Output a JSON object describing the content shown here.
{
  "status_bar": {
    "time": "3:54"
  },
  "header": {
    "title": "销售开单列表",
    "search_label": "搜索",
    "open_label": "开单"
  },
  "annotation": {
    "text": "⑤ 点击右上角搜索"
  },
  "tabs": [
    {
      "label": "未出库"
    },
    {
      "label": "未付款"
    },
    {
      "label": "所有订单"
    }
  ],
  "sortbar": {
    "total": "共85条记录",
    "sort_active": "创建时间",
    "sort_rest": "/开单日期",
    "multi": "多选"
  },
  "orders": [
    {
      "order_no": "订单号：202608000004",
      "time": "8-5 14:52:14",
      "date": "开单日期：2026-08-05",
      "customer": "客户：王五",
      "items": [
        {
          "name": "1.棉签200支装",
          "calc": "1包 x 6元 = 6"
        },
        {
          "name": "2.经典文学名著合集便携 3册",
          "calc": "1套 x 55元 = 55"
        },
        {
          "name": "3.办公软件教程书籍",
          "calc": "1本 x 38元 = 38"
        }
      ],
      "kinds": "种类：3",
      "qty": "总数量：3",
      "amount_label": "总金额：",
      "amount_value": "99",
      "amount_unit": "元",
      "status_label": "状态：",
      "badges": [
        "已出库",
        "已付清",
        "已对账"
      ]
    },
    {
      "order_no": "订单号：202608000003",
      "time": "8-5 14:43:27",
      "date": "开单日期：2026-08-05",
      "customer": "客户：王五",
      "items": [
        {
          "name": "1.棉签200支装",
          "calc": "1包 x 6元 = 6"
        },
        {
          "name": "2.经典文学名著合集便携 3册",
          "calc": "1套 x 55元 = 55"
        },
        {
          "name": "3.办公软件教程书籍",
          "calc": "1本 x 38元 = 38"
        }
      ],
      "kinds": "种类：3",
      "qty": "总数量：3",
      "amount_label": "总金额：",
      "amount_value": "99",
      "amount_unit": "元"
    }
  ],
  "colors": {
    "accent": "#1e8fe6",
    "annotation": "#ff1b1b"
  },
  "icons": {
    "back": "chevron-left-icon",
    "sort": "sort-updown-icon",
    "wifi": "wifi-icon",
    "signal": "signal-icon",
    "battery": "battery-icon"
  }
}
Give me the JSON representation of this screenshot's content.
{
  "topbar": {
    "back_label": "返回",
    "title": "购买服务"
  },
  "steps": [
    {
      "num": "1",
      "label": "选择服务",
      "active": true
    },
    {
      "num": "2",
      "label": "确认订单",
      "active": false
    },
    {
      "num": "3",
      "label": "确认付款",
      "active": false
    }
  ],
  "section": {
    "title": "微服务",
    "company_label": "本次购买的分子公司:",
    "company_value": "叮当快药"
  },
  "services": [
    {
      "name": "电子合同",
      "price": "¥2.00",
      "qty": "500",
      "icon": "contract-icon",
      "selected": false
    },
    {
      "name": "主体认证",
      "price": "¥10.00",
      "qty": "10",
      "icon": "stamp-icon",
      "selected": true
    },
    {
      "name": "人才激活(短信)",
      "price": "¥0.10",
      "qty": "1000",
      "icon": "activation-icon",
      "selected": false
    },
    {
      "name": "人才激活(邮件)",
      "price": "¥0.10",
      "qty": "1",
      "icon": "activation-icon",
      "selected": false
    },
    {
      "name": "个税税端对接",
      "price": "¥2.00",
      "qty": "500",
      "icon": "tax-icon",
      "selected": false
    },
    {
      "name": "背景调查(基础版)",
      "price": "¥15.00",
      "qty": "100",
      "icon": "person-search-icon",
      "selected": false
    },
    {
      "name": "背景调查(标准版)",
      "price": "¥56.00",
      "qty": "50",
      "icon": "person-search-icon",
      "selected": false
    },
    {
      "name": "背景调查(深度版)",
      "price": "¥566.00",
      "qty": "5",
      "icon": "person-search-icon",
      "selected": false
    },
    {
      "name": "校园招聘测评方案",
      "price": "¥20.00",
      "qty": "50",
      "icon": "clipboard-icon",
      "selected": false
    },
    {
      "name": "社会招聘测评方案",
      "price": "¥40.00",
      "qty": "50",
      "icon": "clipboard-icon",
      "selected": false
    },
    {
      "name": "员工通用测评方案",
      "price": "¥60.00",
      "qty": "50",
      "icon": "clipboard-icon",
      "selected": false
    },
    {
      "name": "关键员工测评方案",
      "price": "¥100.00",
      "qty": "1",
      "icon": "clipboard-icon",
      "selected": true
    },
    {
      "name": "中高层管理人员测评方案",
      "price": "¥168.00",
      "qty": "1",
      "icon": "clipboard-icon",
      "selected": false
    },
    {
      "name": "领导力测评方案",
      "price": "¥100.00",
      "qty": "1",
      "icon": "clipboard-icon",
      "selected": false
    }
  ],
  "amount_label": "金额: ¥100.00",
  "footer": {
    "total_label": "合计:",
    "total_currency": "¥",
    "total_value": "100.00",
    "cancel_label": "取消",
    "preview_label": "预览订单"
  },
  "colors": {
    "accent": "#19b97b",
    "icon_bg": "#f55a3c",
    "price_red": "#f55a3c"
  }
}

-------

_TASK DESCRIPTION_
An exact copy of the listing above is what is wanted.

_ANSWER FOR THIS EXERCISE_
Output a JSON object describing the content shown here.
{
  "status_bar": {
    "time": "3:54"
  },
  "header": {
    "title": "销售开单列表",
    "search_label": "搜索",
    "open_label": "开单"
  },
  "annotation": {
    "text": "⑤ 点击右上角搜索"
  },
  "tabs": [
    {
      "label": "未出库"
    },
    {
      "label": "未付款"
    },
    {
      "label": "所有订单"
    }
  ],
  "sortbar": {
    "total": "共85条记录",
    "sort_active": "创建时间",
    "sort_rest": "/开单日期",
    "multi": "多选"
  },
  "orders": [
    {
      "order_no": "订单号：202608000004",
      "time": "8-5 14:52:14",
      "date": "开单日期：2026-08-05",
      "customer": "客户：王五",
      "items": [
        {
          "name": "1.棉签200支装",
          "calc": "1包 x 6元 = 6"
        },
        {
          "name": "2.经典文学名著合集便携 3册",
          "calc": "1套 x 55元 = 55"
        },
        {
          "name": "3.办公软件教程书籍",
          "calc": "1本 x 38元 = 38"
        }
      ],
      "kinds": "种类：3",
      "qty": "总数量：3",
      "amount_label": "总金额：",
      "amount_value": "99",
      "amount_unit": "元",
      "status_label": "状态：",
      "badges": [
        "已出库",
        "已付清",
        "已对账"
      ]
    },
    {
      "order_no": "订单号：202608000003",
      "time": "8-5 14:43:27",
      "date": "开单日期：2026-08-05",
      "customer": "客户：王五",
      "items": [
        {
          "name": "1.棉签200支装",
          "calc": "1包 x 6元 = 6"
        },
        {
          "name": "2.经典文学名著合集便携 3册",
          "calc": "1套 x 55元 = 55"
        },
        {
          "name": "3.办公软件教程书籍",
          "calc": "1本 x 38元 = 38"
        }
      ],
      "kinds": "种类：3",
      "qty": "总数量：3",
      "amount_label": "总金额：",
      "amount_value": "99",
      "amount_unit": "元"
    }
  ],
  "colors": {
    "accent": "#1e8fe6",
    "annotation": "#ff1b1b"
  },
  "icons": {
    "back": "chevron-left-icon",
    "sort": "sort-updown-icon",
    "wifi": "wifi-icon",
    "signal": "signal-icon",
    "battery": "battery-icon"
  }
}
Give me the JSON representation of this screenshot's content.
{
  "topbar": {
    "back_label": "返回",
    "title": "购买服务"
  },
  "steps": [
    {
      "num": "1",
      "label": "选择服务",
      "active": true
    },
    {
      "num": "2",
      "label": "确认订单",
      "active": false
    },
    {
      "num": "3",
      "label": "确认付款",
      "active": false
    }
  ],
  "section": {
    "title": "微服务",
    "company_label": "本次购买的分子公司:",
    "company_value": "叮当快药"
  },
  "services": [
    {
      "name": "电子合同",
      "price": "¥2.00",
      "qty": "500",
      "icon": "contract-icon",
      "selected": false
    },
    {
      "name": "主体认证",
      "price": "¥10.00",
      "qty": "10",
      "icon": "stamp-icon",
      "selected": true
    },
    {
      "name": "人才激活(短信)",
      "price": "¥0.10",
      "qty": "1000",
      "icon": "activation-icon",
      "selected": false
    },
    {
      "name": "人才激活(邮件)",
      "price": "¥0.10",
      "qty": "1",
      "icon": "activation-icon",
      "selected": false
    },
    {
      "name": "个税税端对接",
      "price": "¥2.00",
      "qty": "500",
      "icon": "tax-icon",
      "selected": false
    },
    {
      "name": "背景调查(基础版)",
      "price": "¥15.00",
      "qty": "100",
      "icon": "person-search-icon",
      "selected": false
    },
    {
      "name": "背景调查(标准版)",
      "price": "¥56.00",
      "qty": "50",
      "icon": "person-search-icon",
      "selected": false
    },
    {
      "name": "背景调查(深度版)",
      "price": "¥566.00",
      "qty": "5",
      "icon": "person-search-icon",
      "selected": false
    },
    {
      "name": "校园招聘测评方案",
      "price": "¥20.00",
      "qty": "50",
      "icon": "clipboard-icon",
      "selected": false
    },
    {
      "name": "社会招聘测评方案",
      "price": "¥40.00",
      "qty": "50",
      "icon": "clipboard-icon",
      "selected": false
    },
    {
      "name": "员工通用测评方案",
      "price": "¥60.00",
      "qty": "50",
      "icon": "clipboard-icon",
      "selected": false
    },
    {
      "name": "关键员工测评方案",
      "price": "¥100.00",
      "qty": "1",
      "icon": "clipboard-icon",
      "selected": true
    },
    {
      "name": "中高层管理人员测评方案",
      "price": "¥168.00",
      "qty": "1",
      "icon": "clipboard-icon",
      "selected": false
    },
    {
      "name": "领导力测评方案",
      "price": "¥100.00",
      "qty": "1",
      "icon": "clipboard-icon",
      "selected": false
    }
  ],
  "amount_label": "金额: ¥100.00",
  "footer": {
    "total_label": "合计:",
    "total_currency": "¥",
    "total_value": "100.00",
    "cancel_label": "取消",
    "preview_label": "预览订单"
  },
  "colors": {
    "accent": "#19b97b",
    "icon_bg": "#f55a3c",
    "price_red": "#f55a3c"
  }
}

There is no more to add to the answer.